*DESCRIPTION OF THE TASK:* Extract the listing in its entirety, keeping each line identical to the original.

Content starts

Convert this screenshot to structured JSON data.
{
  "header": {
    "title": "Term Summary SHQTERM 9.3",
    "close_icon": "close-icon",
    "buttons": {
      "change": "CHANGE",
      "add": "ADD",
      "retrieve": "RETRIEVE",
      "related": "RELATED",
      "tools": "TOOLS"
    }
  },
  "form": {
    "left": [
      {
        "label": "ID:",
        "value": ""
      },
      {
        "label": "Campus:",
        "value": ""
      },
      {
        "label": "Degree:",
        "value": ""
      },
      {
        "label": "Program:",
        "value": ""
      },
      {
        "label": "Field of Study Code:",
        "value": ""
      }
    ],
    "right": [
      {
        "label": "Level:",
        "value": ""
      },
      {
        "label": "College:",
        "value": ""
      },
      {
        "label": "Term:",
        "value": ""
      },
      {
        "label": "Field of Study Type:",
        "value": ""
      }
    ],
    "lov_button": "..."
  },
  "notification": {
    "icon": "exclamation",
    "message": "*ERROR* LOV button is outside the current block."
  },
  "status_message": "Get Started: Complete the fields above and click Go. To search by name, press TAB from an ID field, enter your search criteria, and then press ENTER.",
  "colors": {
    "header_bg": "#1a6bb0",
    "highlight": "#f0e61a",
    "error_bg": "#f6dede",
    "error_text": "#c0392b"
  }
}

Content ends

*EXERCISE RESPONSE:*
Convert this screenshot to structured JSON data.
{
  "header": {
    "title": "Term Summary SHQTERM 9.3",
    "close_icon": "close-icon",
    "buttons": {
      "change": "CHANGE",
      "add": "ADD",
      "retrieve": "RETRIEVE",
      "related": "RELATED",
      "tools": "TOOLS"
    }
  },
  "form": {
    "left": [
      {
        "label": "ID:",
        "value": ""
      },
      {
        "label": "Campus:",
        "value": ""
      },
      {
        "label": "Degree:",
        "value": ""
      },
      {
        "label": "Program:",
        "value": ""
      },
      {
        "label": "Field of Study Code:",
        "value": ""
      }
    ],
    "right": [
      {
        "label": "Level:",
        "value": ""
      },
      {
        "label": "College:",
        "value": ""
      },
      {
        "label": "Term:",
        "value": ""
      },
      {
        "label": "Field of Study Type:",
        "value": ""
      }
    ],
    "lov_button": "..."
  },
  "notification": {
    "icon": "exclamation",
    "message": "*ERROR* LOV button is outside the current block."
  },
  "status_message": "Get Started: Complete the fields above and click Go. To search by name, press TAB from an ID field, enter your search criteria, and then press ENTER.",
  "colors": {
    "header_bg": "#1a6bb0",
    "highlight": "#f0e61a",
    "error_bg": "#f6dede",
    "error_text": "#c0392b"
  }
}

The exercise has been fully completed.